    Jul 7, 2014
      I just sent this off to the Rootweb Genealogy-DNA site. Comments appreciated.
      -- Bye from Bill

      Begin forwarded message:

      From: Bill Howard <weh8@...>
      Subject: Using Y-DNA Haplotypes to Estimate Their Dates of Origin --- Pitfalls and Prospects ---
      Date: July 7, 2014 at 7:55:31 PM EDT

      A year or more ago, I wrote FTDNA about how my RCC correlation technique could be used to date groups of haplotypes. The reply I received was cordial and suggested that their interests had begun to be focussed on trying to date SNPs. They pointed out that one might be only able to put a lower limit on the date since the earliest junction point on a phylogenetic tree refers to a pair of haplotypes, not to the progenitor who first carried the SNP earlier in time. While the date of the earliest pair might be determined, the date of origin of the SNP (the point where the mutation occurred in the progenitor) would be earlier.

      In a paper on dating the origin of the M222 SNP that John McLaughlin and I wrote in 2011 (see: https://dl.dropboxusercontent.com/u/59120192/Genealogy/Papers/M222.pdf), I developed an approach that attempted to estimate a date of origin. That approach came from a realization that the sequence of mutations dating back to the time of origin was very regular and could be predicted by an exponential function that could be fit to the run of junction points on an RCC-dated phylogenetic tree. Coalescence theory predicts that an exponential function will result from the mutations that are occurring at each DYS site along the haplotype string. And that is exactly what we see.

      As a result of a discussion that I was having with a colleague, we both used very different methods to date a very large group of L21-R1b haplotypes that had been SNP-tested. While I used that SNP as an example, the dating process can be applied to any well-defined group of haplotypes. Over the course of the past few months, I have written a paper resulting from many discussions with colleagues. The paper can be found at the following web site:

      The paper emphasizes that you need to carefully prepare samples prior to analysis, paying particular attention to: (1) Type A and Type B outliers and RecLOHs, (2) the relationships between genetic distance and predictions using Poisson statistics, (3) the importance of the sequence of junction points on the dated RCC phylogenetic tree, (4) the statistics of departures from an exponential function that expresses the number of junction points as a function of time, and (5) the purity and biases in the sample. The paper also suggests a way to determine relative ages of SNPs and subclades and points to areas of exploration that require more research, particularly when dating methods by other analysts are not in agreement. No matter how sophisticated a method looks, it might give wrong results if the approach to dating gives a insufficient emphases to important features of the sample being dated.

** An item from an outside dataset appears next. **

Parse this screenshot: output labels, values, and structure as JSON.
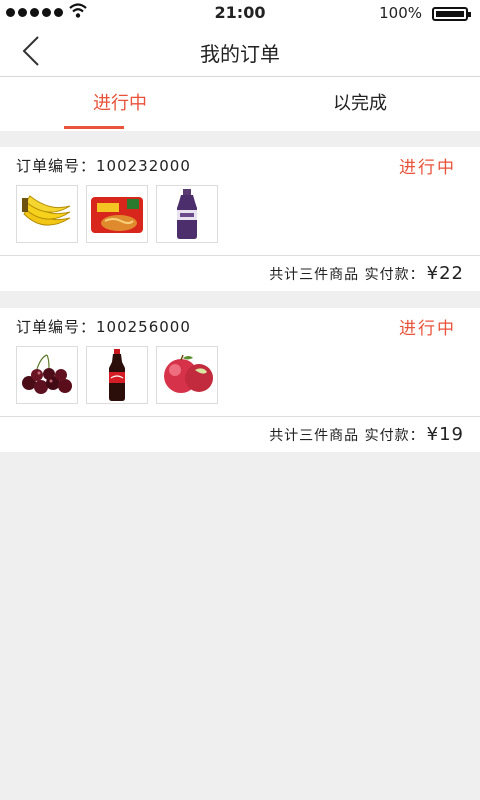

      I would be pleased to hear any comments you may have on this effort.

      - Bye from Bill Howard

      Here is a list of the papers I have written, either published or in DRAFT. View the list and then copy and paste the ones you want to read into your browser.
      The principles of the RCC approach appear in my 15 min. video that shows a surname matrix and a dated Y-DNA tree and ties the surname evolution into events in history. See: http://www.youtube.com/watch?v=wmylJXlHZZs
      FAQs can be found at: